Regular compost bins support zero weight because of their bottom hole. In contrast, tumblers hold wet and heavy compost materials for a certain period of time.

That’s why manufacturers use thicker materials and rollers or legs to support compost tumblers. These features are expensive to manufacture. It costs more to produce a tumbler than it is to make a compost bin.

The 9.5 cubic tumbler capacity

A compost tumbler’s standard size is 9.5 cubic feet to ensure the turning process is not difficult especially when the bin is full. Larger and smaller sized composters exist.

Turning a smaller drum is effortless but larger bins require gear and rod mechanical systems to turn the tumbler. 

Wrapping Up Tumbler Composting Guide

A compost tumbler provides several benefits. It enhances the turning process, protects your back, keeps vermin away, prepares compost fast, and takes up minimal compound space.

Purchase a large and high-quality tumbler bin, and fill it with compost material. Turn the contents regularly to make compost with bacteria and fungi.

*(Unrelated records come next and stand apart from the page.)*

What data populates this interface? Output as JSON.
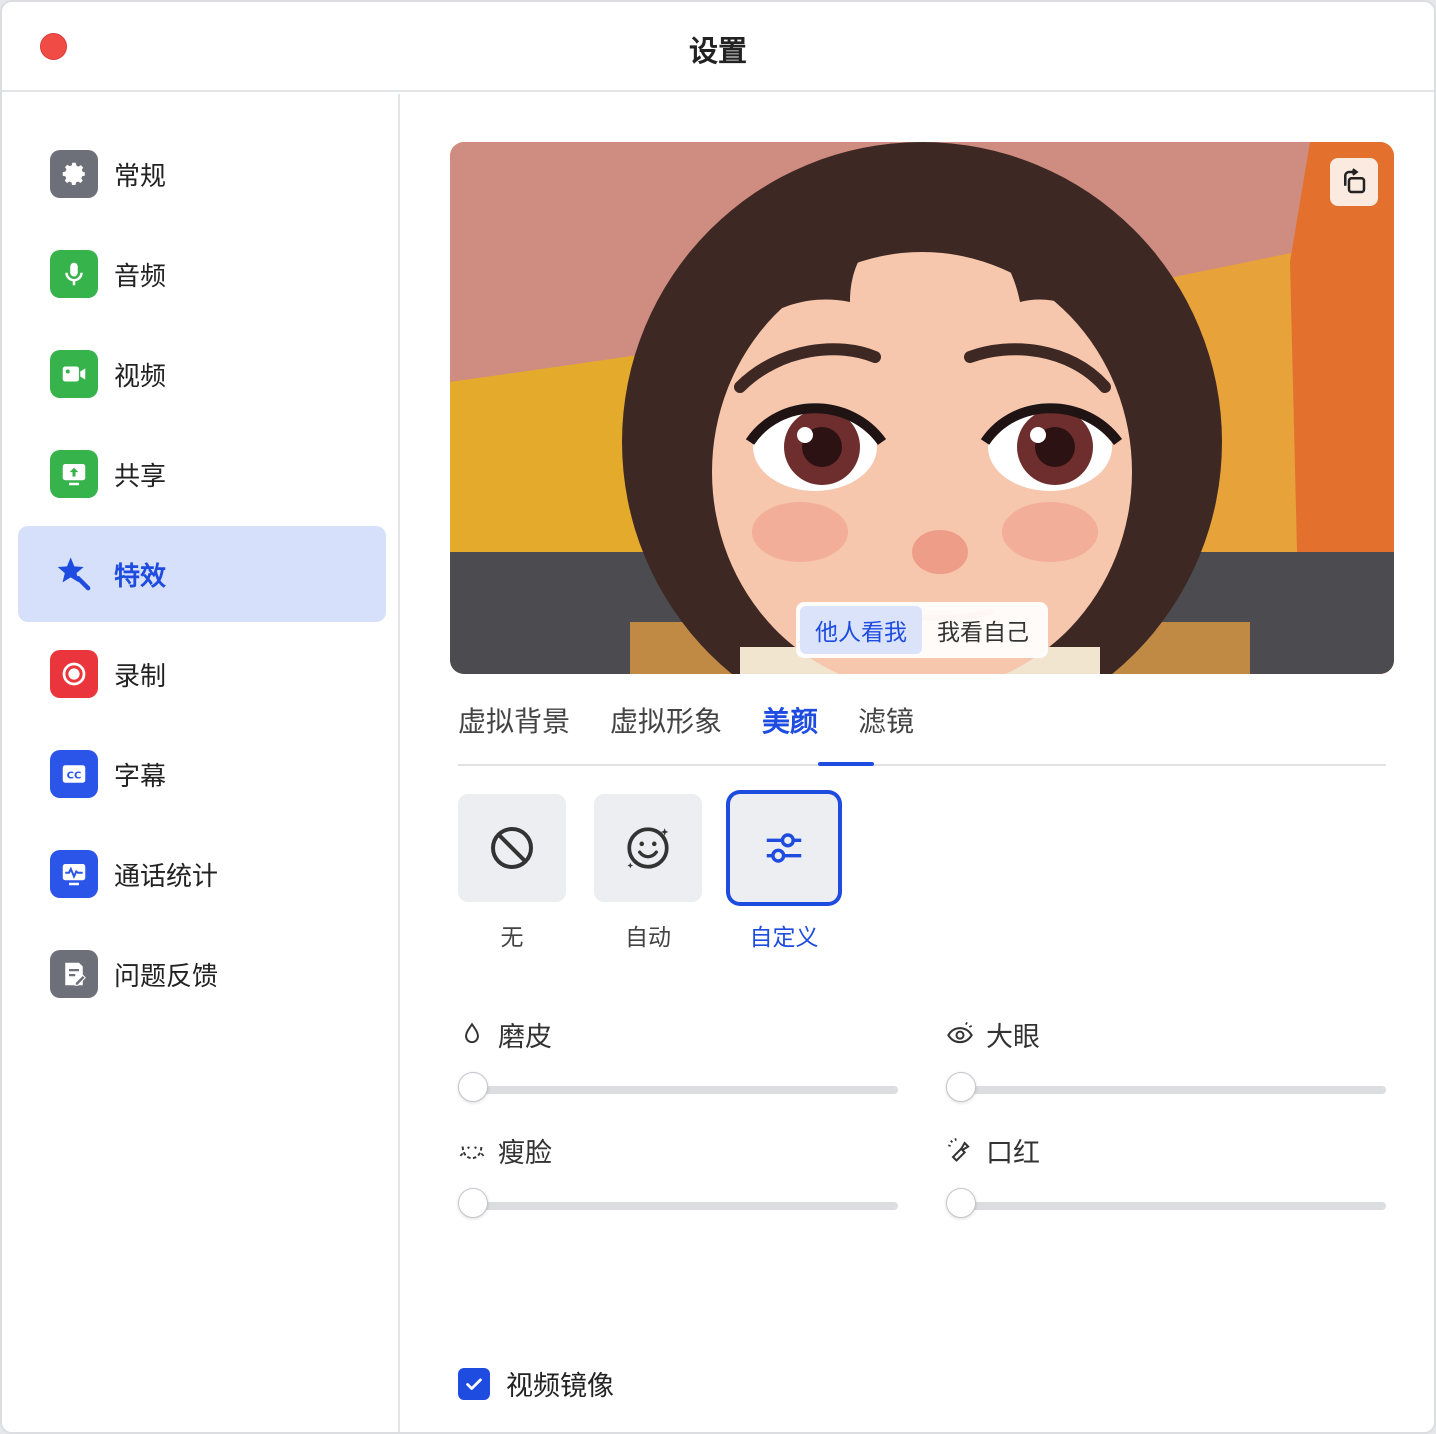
{
  "window": {
    "title": "设置"
  },
  "sidebar": {
    "items": [
      {
        "label": "常规",
        "icon": "gear-icon",
        "color": "#6e7079"
      },
      {
        "label": "音频",
        "icon": "microphone-icon",
        "color": "#36b34a"
      },
      {
        "label": "视频",
        "icon": "video-camera-icon",
        "color": "#36b34a"
      },
      {
        "label": "共享",
        "icon": "share-screen-icon",
        "color": "#36b34a"
      },
      {
        "label": "特效",
        "icon": "magic-star-icon",
        "color": "#1e4be0",
        "active": true
      },
      {
        "label": "录制",
        "icon": "record-icon",
        "color": "#e9353b"
      },
      {
        "label": "字幕",
        "icon": "cc-icon",
        "color": "#2a55e8"
      },
      {
        "label": "通话统计",
        "icon": "statistics-icon",
        "color": "#2a55e8"
      },
      {
        "label": "问题反馈",
        "icon": "feedback-icon",
        "color": "#6e7079"
      }
    ]
  },
  "preview": {
    "view_options": [
      "他人看我",
      "我看自己"
    ],
    "selected_view": "他人看我"
  },
  "tabs": {
    "items": [
      "虚拟背景",
      "虚拟形象",
      "美颜",
      "滤镜"
    ],
    "active": "美颜"
  },
  "beauty": {
    "presets": [
      {
        "label": "无",
        "icon": "none-icon"
      },
      {
        "label": "自动",
        "icon": "smiley-sparkle-icon"
      },
      {
        "label": "自定义",
        "icon": "sliders-icon",
        "active": true
      }
    ],
    "sliders": [
      {
        "label": "磨皮",
        "icon": "droplet-icon",
        "value": 0
      },
      {
        "label": "大眼",
        "icon": "eye-icon",
        "value": 0
      },
      {
        "label": "瘦脸",
        "icon": "face-slim-icon",
        "value": 0
      },
      {
        "label": "口红",
        "icon": "lipstick-icon",
        "value": 0
      }
    ]
  },
  "mirror": {
    "label": "视频镜像",
    "checked": true
  },
  "colors": {
    "accent": "#1e4be0",
    "active_bg": "#d6e0fa"
  }
}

Set your decomposing material on the ground for a period of time to enrich it with additional nutrients from worm churn. Now you know how to use a compost tumbler.